### The problem
Whenever a line contains the string "JSON", copy it out of the entries.

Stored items
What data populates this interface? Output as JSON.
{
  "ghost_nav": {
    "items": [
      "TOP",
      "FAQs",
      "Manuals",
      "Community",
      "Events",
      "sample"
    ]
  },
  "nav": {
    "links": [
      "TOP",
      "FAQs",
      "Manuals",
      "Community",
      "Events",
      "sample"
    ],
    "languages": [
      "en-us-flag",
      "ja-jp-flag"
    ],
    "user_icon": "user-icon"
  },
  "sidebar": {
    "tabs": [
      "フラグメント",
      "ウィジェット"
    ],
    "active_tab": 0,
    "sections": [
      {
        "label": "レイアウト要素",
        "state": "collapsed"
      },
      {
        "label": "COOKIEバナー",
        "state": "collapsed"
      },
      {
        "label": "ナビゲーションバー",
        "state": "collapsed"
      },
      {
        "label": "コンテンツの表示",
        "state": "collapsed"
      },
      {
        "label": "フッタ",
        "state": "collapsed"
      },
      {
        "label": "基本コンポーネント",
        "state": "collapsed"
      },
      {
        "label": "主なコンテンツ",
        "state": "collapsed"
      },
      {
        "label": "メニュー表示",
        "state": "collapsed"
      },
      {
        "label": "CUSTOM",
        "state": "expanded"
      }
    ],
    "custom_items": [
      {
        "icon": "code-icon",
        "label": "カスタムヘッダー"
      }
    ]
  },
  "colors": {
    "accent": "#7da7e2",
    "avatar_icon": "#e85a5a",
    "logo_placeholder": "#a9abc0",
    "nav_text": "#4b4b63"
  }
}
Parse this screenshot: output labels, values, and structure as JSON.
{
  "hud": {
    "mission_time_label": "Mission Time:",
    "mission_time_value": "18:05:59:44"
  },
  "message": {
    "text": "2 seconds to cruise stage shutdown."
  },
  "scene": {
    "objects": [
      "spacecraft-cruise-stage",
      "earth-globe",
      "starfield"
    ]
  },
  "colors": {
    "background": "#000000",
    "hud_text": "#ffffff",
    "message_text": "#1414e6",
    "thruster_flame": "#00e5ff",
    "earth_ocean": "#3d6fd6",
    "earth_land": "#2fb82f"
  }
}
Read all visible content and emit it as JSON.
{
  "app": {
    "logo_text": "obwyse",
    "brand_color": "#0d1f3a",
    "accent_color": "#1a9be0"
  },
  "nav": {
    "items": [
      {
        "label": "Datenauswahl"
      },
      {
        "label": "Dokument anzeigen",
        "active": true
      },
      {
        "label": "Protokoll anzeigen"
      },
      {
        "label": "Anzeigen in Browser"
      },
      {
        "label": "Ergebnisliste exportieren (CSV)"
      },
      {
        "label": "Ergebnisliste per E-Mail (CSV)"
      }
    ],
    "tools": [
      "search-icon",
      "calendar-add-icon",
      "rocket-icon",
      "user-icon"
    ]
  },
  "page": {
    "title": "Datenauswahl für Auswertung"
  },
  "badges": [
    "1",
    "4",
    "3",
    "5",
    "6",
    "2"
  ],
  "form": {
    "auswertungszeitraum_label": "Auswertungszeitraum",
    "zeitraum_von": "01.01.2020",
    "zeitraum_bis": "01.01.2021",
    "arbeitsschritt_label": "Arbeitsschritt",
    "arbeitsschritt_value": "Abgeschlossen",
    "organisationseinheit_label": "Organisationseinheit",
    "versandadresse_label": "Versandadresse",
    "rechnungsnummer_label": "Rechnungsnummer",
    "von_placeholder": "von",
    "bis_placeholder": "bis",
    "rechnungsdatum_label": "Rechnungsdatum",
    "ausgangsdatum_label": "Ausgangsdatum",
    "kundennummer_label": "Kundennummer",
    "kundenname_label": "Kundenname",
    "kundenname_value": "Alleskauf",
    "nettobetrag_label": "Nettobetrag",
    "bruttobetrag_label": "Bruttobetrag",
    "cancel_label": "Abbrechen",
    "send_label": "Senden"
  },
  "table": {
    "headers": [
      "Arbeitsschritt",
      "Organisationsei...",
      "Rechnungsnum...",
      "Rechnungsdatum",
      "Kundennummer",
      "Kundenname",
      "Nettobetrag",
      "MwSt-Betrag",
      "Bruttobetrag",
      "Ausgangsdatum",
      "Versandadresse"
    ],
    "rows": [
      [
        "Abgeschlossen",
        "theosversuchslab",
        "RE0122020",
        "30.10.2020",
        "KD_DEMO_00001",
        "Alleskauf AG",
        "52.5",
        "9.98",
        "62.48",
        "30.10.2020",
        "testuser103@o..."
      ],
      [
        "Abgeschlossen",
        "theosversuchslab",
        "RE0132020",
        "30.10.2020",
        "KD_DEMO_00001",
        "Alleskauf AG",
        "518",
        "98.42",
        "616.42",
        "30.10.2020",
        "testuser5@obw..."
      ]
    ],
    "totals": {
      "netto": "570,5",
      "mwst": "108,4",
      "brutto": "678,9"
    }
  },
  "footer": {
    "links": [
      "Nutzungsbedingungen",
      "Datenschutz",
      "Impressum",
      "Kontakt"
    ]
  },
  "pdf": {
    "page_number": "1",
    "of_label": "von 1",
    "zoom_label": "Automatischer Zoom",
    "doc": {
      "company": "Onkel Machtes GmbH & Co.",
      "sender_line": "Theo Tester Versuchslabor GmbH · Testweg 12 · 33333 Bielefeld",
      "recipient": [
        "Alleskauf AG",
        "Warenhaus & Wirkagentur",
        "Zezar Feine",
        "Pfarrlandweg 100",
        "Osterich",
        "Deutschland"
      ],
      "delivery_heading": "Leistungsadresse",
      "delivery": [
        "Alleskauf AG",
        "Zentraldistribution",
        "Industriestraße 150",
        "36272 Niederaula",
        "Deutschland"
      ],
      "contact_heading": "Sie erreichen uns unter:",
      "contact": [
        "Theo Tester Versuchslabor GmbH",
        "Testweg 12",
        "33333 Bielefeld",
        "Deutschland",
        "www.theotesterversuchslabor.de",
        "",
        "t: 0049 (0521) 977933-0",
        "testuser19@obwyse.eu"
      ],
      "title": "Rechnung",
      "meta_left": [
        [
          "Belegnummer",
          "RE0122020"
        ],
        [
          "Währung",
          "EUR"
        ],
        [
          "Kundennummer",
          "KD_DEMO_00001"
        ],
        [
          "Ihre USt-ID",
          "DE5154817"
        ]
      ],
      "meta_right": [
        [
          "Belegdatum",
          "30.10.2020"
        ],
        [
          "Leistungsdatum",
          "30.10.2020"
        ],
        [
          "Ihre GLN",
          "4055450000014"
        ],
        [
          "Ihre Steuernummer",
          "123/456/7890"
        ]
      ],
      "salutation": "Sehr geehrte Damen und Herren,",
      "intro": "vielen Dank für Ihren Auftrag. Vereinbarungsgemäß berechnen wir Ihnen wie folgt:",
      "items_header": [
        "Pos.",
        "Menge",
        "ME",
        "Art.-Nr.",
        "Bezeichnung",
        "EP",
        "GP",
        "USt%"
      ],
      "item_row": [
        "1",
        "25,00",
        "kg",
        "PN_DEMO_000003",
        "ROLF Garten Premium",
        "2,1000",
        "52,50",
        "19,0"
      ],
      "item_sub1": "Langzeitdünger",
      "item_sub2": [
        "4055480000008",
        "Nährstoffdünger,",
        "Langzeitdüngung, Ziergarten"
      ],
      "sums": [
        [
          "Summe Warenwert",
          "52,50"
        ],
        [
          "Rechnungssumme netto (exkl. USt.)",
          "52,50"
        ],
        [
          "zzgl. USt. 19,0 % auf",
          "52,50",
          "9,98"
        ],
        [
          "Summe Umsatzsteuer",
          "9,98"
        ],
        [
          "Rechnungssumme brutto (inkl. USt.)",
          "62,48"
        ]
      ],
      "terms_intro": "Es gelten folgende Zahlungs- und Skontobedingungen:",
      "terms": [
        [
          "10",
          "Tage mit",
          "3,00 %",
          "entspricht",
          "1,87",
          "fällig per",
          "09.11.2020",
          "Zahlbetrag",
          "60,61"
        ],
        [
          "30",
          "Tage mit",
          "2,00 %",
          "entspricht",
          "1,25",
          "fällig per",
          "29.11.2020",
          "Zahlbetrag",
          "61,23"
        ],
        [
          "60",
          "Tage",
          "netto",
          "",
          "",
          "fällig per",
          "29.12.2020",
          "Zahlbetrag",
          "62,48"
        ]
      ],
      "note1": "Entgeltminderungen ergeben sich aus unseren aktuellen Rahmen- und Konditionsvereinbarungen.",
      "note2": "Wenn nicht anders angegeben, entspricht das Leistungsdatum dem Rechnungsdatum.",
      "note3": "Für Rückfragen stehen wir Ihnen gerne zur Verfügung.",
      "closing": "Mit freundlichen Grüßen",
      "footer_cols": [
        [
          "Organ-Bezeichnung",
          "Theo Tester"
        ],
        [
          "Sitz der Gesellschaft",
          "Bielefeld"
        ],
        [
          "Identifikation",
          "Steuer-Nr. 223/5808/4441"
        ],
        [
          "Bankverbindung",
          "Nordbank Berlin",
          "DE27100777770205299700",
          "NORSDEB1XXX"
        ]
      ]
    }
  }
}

### Output for this task
What data populates this interface? Output as JSON.
Parse this screenshot: output labels, values, and structure as JSON.
Read all visible content and emit it as JSON.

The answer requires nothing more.